Task brief: Would you please output the records exactly as they appear below?

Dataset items

Content starts

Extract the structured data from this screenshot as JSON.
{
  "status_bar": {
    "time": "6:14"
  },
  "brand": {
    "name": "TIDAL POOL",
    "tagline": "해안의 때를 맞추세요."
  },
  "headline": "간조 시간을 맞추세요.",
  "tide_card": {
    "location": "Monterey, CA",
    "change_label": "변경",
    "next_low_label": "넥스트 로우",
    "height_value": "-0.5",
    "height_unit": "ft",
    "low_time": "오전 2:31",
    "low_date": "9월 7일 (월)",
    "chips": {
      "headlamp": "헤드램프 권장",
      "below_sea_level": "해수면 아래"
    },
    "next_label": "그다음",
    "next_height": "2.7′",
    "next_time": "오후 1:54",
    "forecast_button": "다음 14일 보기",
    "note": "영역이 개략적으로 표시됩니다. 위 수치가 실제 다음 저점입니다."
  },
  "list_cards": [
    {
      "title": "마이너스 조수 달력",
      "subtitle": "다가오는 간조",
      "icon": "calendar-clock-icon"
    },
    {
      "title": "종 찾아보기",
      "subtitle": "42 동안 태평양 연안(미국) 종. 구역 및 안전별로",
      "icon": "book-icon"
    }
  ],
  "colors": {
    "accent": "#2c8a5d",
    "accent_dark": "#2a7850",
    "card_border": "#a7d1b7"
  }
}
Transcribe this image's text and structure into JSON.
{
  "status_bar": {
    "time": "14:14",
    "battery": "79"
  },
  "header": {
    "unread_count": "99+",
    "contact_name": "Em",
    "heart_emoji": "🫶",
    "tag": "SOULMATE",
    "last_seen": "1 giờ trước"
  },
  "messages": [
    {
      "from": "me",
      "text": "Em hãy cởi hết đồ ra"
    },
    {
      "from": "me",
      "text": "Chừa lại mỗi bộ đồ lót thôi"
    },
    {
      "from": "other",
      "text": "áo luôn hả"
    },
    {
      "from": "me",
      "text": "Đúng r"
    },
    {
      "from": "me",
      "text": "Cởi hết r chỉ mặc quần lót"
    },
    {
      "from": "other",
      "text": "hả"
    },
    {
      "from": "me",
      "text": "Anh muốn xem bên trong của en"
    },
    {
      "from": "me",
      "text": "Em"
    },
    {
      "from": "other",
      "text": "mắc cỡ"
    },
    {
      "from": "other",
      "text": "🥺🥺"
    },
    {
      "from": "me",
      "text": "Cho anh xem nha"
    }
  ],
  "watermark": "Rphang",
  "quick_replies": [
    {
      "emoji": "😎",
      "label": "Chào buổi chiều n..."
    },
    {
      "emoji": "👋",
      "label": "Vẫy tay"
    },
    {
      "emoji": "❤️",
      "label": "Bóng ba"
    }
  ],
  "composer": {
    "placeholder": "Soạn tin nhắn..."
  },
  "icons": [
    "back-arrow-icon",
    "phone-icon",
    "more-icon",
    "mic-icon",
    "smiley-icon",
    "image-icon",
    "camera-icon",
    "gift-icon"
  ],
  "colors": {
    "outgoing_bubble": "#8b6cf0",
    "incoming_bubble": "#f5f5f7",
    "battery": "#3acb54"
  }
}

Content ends

Answer below:
Extract the structured data from this screenshot as JSON.
{
  "status_bar": {
    "time": "6:14"
  },
  "brand": {
    "name": "TIDAL POOL",
    "tagline": "해안의 때를 맞추세요."
  },
  "headline": "간조 시간을 맞추세요.",
  "tide_card": {
    "location": "Monterey, CA",
    "change_label": "변경",
    "next_low_label": "넥스트 로우",
    "height_value": "-0.5",
    "height_unit": "ft",
    "low_time": "오전 2:31",
    "low_date": "9월 7일 (월)",
    "chips": {
      "headlamp": "헤드램프 권장",
      "below_sea_level": "해수면 아래"
    },
    "next_label": "그다음",
    "next_height": "2.7′",
    "next_time": "오후 1:54",
    "forecast_button": "다음 14일 보기",
    "note": "영역이 개략적으로 표시됩니다. 위 수치가 실제 다음 저점입니다."
  },
  "list_cards": [
    {
      "title": "마이너스 조수 달력",
      "subtitle": "다가오는 간조",
      "icon": "calendar-clock-icon"
    },
    {
      "title": "종 찾아보기",
      "subtitle": "42 동안 태평양 연안(미국) 종. 구역 및 안전별로",
      "icon": "book-icon"
    }
  ],
  "colors": {
    "accent": "#2c8a5d",
    "accent_dark": "#2a7850",
    "card_border": "#a7d1b7"
  }
}
Transcribe this image's text and structure into JSON.
{
  "status_bar": {
    "time": "14:14",
    "battery": "79"
  },
  "header": {
    "unread_count": "99+",
    "contact_name": "Em",
    "heart_emoji": "🫶",
    "tag": "SOULMATE",
    "last_seen": "1 giờ trước"
  },
  "messages": [
    {
      "from": "me",
      "text": "Em hãy cởi hết đồ ra"
    },
    {
      "from": "me",
      "text": "Chừa lại mỗi bộ đồ lót thôi"
    },
    {
      "from": "other",
      "text": "áo luôn hả"
    },
    {
      "from": "me",
      "text": "Đúng r"
    },
    {
      "from": "me",
      "text": "Cởi hết r chỉ mặc quần lót"
    },
    {
      "from": "other",
      "text": "hả"
    },
    {
      "from": "me",
      "text": "Anh muốn xem bên trong của en"
    },
    {
      "from": "me",
      "text": "Em"
    },
    {
      "from": "other",
      "text": "mắc cỡ"
    },
    {
      "from": "other",
      "text": "🥺🥺"
    },
    {
      "from": "me",
      "text": "Cho anh xem nha"
    }
  ],
  "watermark": "Rphang",
  "quick_replies": [
    {
      "emoji": "😎",
      "label": "Chào buổi chiều n..."
    },
    {
      "emoji": "👋",
      "label": "Vẫy tay"
    },
    {
      "emoji": "❤️",
      "label": "Bóng ba"
    }
  ],
  "composer": {
    "placeholder": "Soạn tin nhắn..."
  },
  "icons": [
    "back-arrow-icon",
    "phone-icon",
    "more-icon",
    "mic-icon",
    "smiley-icon",
    "image-icon",
    "camera-icon",
    "gift-icon"
  ],
  "colors": {
    "outgoing_bubble": "#8b6cf0",
    "incoming_bubble": "#f5f5f7",
    "battery": "#3acb54"
  }
}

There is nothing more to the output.